Excerpts from an interface dataset:

────────

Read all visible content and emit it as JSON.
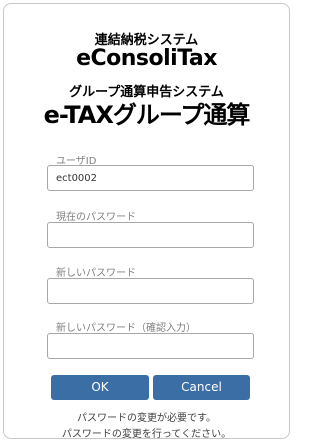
{
  "logo": {
    "subtitle_1": "連結納税システム",
    "title_1": "eConsoliTax",
    "subtitle_2": "グループ通算申告システム",
    "title_2": "e-TAXグループ通算"
  },
  "form": {
    "user_id": {
      "label": "ユーザID",
      "value": "ect0002"
    },
    "current_password": {
      "label": "現在のパスワード",
      "value": ""
    },
    "new_password": {
      "label": "新しいパスワード",
      "value": ""
    },
    "confirm_password": {
      "label": "新しいパスワード（確認入力）",
      "value": ""
    }
  },
  "buttons": {
    "ok_label": "OK",
    "cancel_label": "Cancel"
  },
  "message": {
    "line_1": "パスワードの変更が必要です。",
    "line_2": "パスワードの変更を行ってください。"
  },
  "colors": {
    "button": "#3a6ea5",
    "label": "#808080"
  }
}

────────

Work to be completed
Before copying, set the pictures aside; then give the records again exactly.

Answer below
Read all visible content and emit it as JSON.
{
  "logo": {
    "subtitle_1": "連結納税システム",
    "title_1": "eConsoliTax",
    "subtitle_2": "グループ通算申告システム",
    "title_2": "e-TAXグループ通算"
  },
  "form": {
    "user_id": {
      "label": "ユーザID",
      "value": "ect0002"
    },
    "current_password": {
      "label": "現在のパスワード",
      "value": ""
    },
    "new_password": {
      "label": "新しいパスワード",
      "value": ""
    },
    "confirm_password": {
      "label": "新しいパスワード（確認入力）",
      "value": ""
    }
  },
  "buttons": {
    "ok_label": "OK",
    "cancel_label": "Cancel"
  },
  "message": {
    "line_1": "パスワードの変更が必要です。",
    "line_2": "パスワードの変更を行ってください。"
  },
  "colors": {
    "button": "#3a6ea5",
    "label": "#808080"
  }
}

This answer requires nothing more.